■ PROBLEM DESCRIPTION: Without omitting anything, copy every entry word for word.

■ THE RECORDS:
/---

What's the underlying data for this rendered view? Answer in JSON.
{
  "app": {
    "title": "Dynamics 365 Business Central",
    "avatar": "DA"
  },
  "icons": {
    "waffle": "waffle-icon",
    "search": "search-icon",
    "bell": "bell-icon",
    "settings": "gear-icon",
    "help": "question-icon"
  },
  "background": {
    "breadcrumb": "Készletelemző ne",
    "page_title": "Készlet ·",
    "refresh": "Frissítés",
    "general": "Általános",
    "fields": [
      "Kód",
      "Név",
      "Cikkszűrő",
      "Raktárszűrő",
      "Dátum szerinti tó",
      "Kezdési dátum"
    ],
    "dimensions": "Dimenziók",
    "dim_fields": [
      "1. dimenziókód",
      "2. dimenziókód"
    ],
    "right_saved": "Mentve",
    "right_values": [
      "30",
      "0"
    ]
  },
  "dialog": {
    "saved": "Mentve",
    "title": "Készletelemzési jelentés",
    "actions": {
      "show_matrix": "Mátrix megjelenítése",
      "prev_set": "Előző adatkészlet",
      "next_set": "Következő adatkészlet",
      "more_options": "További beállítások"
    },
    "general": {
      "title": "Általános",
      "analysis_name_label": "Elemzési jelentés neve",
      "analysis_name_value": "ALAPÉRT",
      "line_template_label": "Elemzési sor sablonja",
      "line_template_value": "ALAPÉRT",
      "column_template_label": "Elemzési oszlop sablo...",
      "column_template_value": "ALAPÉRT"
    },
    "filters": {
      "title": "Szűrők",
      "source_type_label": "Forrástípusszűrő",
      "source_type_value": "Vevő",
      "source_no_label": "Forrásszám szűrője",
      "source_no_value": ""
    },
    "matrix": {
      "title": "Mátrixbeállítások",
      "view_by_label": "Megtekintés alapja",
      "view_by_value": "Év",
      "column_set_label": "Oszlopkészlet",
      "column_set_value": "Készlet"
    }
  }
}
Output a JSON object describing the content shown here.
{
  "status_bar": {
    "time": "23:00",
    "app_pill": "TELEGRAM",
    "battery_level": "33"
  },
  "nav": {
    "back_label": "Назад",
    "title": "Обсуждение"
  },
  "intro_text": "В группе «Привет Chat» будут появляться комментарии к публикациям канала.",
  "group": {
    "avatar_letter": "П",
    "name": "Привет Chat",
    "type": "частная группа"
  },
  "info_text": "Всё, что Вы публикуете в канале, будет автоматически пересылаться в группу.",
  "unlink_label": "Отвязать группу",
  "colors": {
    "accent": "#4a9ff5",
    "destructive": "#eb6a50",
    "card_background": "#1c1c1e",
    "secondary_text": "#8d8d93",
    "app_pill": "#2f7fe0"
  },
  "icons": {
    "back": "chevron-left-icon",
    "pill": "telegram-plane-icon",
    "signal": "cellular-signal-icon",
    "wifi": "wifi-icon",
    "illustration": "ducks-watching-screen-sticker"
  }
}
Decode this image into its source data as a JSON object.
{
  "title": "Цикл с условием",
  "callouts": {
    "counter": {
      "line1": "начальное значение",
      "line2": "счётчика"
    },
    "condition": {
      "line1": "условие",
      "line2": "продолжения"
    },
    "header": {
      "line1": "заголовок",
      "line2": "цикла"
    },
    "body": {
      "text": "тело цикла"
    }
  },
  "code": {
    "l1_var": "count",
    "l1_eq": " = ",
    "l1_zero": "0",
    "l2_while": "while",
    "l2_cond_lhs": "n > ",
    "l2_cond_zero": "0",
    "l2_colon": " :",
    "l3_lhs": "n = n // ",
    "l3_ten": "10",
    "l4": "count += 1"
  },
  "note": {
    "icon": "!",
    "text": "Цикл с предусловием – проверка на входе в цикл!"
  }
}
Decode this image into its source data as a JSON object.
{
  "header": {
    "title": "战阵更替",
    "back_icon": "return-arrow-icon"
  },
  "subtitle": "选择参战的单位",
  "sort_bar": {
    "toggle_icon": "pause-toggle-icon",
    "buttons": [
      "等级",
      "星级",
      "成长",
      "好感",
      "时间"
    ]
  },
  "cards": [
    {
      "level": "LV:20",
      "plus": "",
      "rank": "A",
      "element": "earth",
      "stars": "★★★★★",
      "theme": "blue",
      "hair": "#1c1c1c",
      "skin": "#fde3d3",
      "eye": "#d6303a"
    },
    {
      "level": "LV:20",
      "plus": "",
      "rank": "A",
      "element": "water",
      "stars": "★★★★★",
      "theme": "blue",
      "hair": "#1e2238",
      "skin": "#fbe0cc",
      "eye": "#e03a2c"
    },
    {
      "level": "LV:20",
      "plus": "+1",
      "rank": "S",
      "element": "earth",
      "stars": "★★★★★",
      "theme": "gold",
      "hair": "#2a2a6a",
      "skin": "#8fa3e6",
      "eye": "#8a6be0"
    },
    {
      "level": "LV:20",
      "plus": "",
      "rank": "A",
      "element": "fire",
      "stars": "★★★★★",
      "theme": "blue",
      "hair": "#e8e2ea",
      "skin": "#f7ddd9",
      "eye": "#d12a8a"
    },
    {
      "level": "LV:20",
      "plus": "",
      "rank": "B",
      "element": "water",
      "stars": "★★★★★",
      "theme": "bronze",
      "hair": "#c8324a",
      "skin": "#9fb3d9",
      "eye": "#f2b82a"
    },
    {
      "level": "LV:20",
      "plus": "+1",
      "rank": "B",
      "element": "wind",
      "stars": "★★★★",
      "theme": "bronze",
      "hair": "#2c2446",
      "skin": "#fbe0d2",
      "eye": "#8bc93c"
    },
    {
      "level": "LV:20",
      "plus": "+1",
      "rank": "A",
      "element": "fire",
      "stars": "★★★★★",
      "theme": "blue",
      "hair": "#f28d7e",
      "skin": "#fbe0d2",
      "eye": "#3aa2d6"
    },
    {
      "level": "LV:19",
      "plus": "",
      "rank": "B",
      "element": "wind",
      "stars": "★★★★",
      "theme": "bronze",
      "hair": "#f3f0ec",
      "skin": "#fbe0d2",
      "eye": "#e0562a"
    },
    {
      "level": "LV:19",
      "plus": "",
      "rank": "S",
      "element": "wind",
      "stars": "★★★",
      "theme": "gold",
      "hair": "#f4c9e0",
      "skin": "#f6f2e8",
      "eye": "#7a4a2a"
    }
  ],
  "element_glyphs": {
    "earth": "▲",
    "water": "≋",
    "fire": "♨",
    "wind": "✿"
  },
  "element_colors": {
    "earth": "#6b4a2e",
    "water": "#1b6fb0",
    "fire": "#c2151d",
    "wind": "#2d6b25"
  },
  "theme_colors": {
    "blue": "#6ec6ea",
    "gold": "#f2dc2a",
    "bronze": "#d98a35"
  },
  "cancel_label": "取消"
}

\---

■ SOLUTION TO THE PROBLEM:
What's the underlying data for this rendered view? Answer in JSON.
{
  "app": {
    "title": "Dynamics 365 Business Central",
    "avatar": "DA"
  },
  "icons": {
    "waffle": "waffle-icon",
    "search": "search-icon",
    "bell": "bell-icon",
    "settings": "gear-icon",
    "help": "question-icon"
  },
  "background": {
    "breadcrumb": "Készletelemző ne",
    "page_title": "Készlet ·",
    "refresh": "Frissítés",
    "general": "Általános",
    "fields": [
      "Kód",
      "Név",
      "Cikkszűrő",
      "Raktárszűrő",
      "Dátum szerinti tó",
      "Kezdési dátum"
    ],
    "dimensions": "Dimenziók",
    "dim_fields": [
      "1. dimenziókód",
      "2. dimenziókód"
    ],
    "right_saved": "Mentve",
    "right_values": [
      "30",
      "0"
    ]
  },
  "dialog": {
    "saved": "Mentve",
    "title": "Készletelemzési jelentés",
    "actions": {
      "show_matrix": "Mátrix megjelenítése",
      "prev_set": "Előző adatkészlet",
      "next_set": "Következő adatkészlet",
      "more_options": "További beállítások"
    },
    "general": {
      "title": "Általános",
      "analysis_name_label": "Elemzési jelentés neve",
      "analysis_name_value": "ALAPÉRT",
      "line_template_label": "Elemzési sor sablonja",
      "line_template_value": "ALAPÉRT",
      "column_template_label": "Elemzési oszlop sablo...",
      "column_template_value": "ALAPÉRT"
    },
    "filters": {
      "title": "Szűrők",
      "source_type_label": "Forrástípusszűrő",
      "source_type_value": "Vevő",
      "source_no_label": "Forrásszám szűrője",
      "source_no_value": ""
    },
    "matrix": {
      "title": "Mátrixbeállítások",
      "view_by_label": "Megtekintés alapja",
      "view_by_value": "Év",
      "column_set_label": "Oszlopkészlet",
      "column_set_value": "Készlet"
    }
  }
}
Output a JSON object describing the content shown here.
{
  "status_bar": {
    "time": "23:00",
    "app_pill": "TELEGRAM",
    "battery_level": "33"
  },
  "nav": {
    "back_label": "Назад",
    "title": "Обсуждение"
  },
  "intro_text": "В группе «Привет Chat» будут появляться комментарии к публикациям канала.",
  "group": {
    "avatar_letter": "П",
    "name": "Привет Chat",
    "type": "частная группа"
  },
  "info_text": "Всё, что Вы публикуете в канале, будет автоматически пересылаться в группу.",
  "unlink_label": "Отвязать группу",
  "colors": {
    "accent": "#4a9ff5",
    "destructive": "#eb6a50",
    "card_background": "#1c1c1e",
    "secondary_text": "#8d8d93",
    "app_pill": "#2f7fe0"
  },
  "icons": {
    "back": "chevron-left-icon",
    "pill": "telegram-plane-icon",
    "signal": "cellular-signal-icon",
    "wifi": "wifi-icon",
    "illustration": "ducks-watching-screen-sticker"
  }
}
Decode this image into its source data as a JSON object.
{
  "title": "Цикл с условием",
  "callouts": {
    "counter": {
      "line1": "начальное значение",
      "line2": "счётчика"
    },
    "condition": {
      "line1": "условие",
      "line2": "продолжения"
    },
    "header": {
      "line1": "заголовок",
      "line2": "цикла"
    },
    "body": {
      "text": "тело цикла"
    }
  },
  "code": {
    "l1_var": "count",
    "l1_eq": " = ",
    "l1_zero": "0",
    "l2_while": "while",
    "l2_cond_lhs": "n > ",
    "l2_cond_zero": "0",
    "l2_colon": " :",
    "l3_lhs": "n = n // ",
    "l3_ten": "10",
    "l4": "count += 1"
  },
  "note": {
    "icon": "!",
    "text": "Цикл с предусловием – проверка на входе в цикл!"
  }
}
Decode this image into its source data as a JSON object.
{
  "header": {
    "title": "战阵更替",
    "back_icon": "return-arrow-icon"
  },
  "subtitle": "选择参战的单位",
  "sort_bar": {
    "toggle_icon": "pause-toggle-icon",
    "buttons": [
      "等级",
      "星级",
      "成长",
      "好感",
      "时间"
    ]
  },
  "cards": [
    {
      "level": "LV:20",
      "plus": "",
      "rank": "A",
      "element": "earth",
      "stars": "★★★★★",
      "theme": "blue",
      "hair": "#1c1c1c",
      "skin": "#fde3d3",
      "eye": "#d6303a"
    },
    {
      "level": "LV:20",
      "plus": "",
      "rank": "A",
      "element": "water",
      "stars": "★★★★★",
      "theme": "blue",
      "hair": "#1e2238",
      "skin": "#fbe0cc",
      "eye": "#e03a2c"
    },
    {
      "level": "LV:20",
      "plus": "+1",
      "rank": "S",
      "element": "earth",
      "stars": "★★★★★",
      "theme": "gold",
      "hair": "#2a2a6a",
      "skin": "#8fa3e6",
      "eye": "#8a6be0"
    },
    {
      "level": "LV:20",
      "plus": "",
      "rank": "A",
      "element": "fire",
      "stars": "★★★★★",
      "theme": "blue",
      "hair": "#e8e2ea",
      "skin": "#f7ddd9",
      "eye": "#d12a8a"
    },
    {
      "level": "LV:20",
      "plus": "",
      "rank": "B",
      "element": "water",
      "stars": "★★★★★",
      "theme": "bronze",
      "hair": "#c8324a",
      "skin": "#9fb3d9",
      "eye": "#f2b82a"
    },
    {
      "level": "LV:20",
      "plus": "+1",
      "rank": "B",
      "element": "wind",
      "stars": "★★★★",
      "theme": "bronze",
      "hair": "#2c2446",
      "skin": "#fbe0d2",
      "eye": "#8bc93c"
    },
    {
      "level": "LV:20",
      "plus": "+1",
      "rank": "A",
      "element": "fire",
      "stars": "★★★★★",
      "theme": "blue",
      "hair": "#f28d7e",
      "skin": "#fbe0d2",
      "eye": "#3aa2d6"
    },
    {
      "level": "LV:19",
      "plus": "",
      "rank": "B",
      "element": "wind",
      "stars": "★★★★",
      "theme": "bronze",
      "hair": "#f3f0ec",
      "skin": "#fbe0d2",
      "eye": "#e0562a"
    },
    {
      "level": "LV:19",
      "plus": "",
      "rank": "S",
      "element": "wind",
      "stars": "★★★",
      "theme": "gold",
      "hair": "#f4c9e0",
      "skin": "#f6f2e8",
      "eye": "#7a4a2a"
    }
  ],
  "element_glyphs": {
    "earth": "▲",
    "water": "≋",
    "fire": "♨",
    "wind": "✿"
  },
  "element_colors": {
    "earth": "#6b4a2e",
    "water": "#1b6fb0",
    "fire": "#c2151d",
    "wind": "#2d6b25"
  },
  "theme_colors": {
    "blue": "#6ec6ea",
    "gold": "#f2dc2a",
    "bronze": "#d98a35"
  },
  "cancel_label": "取消"
}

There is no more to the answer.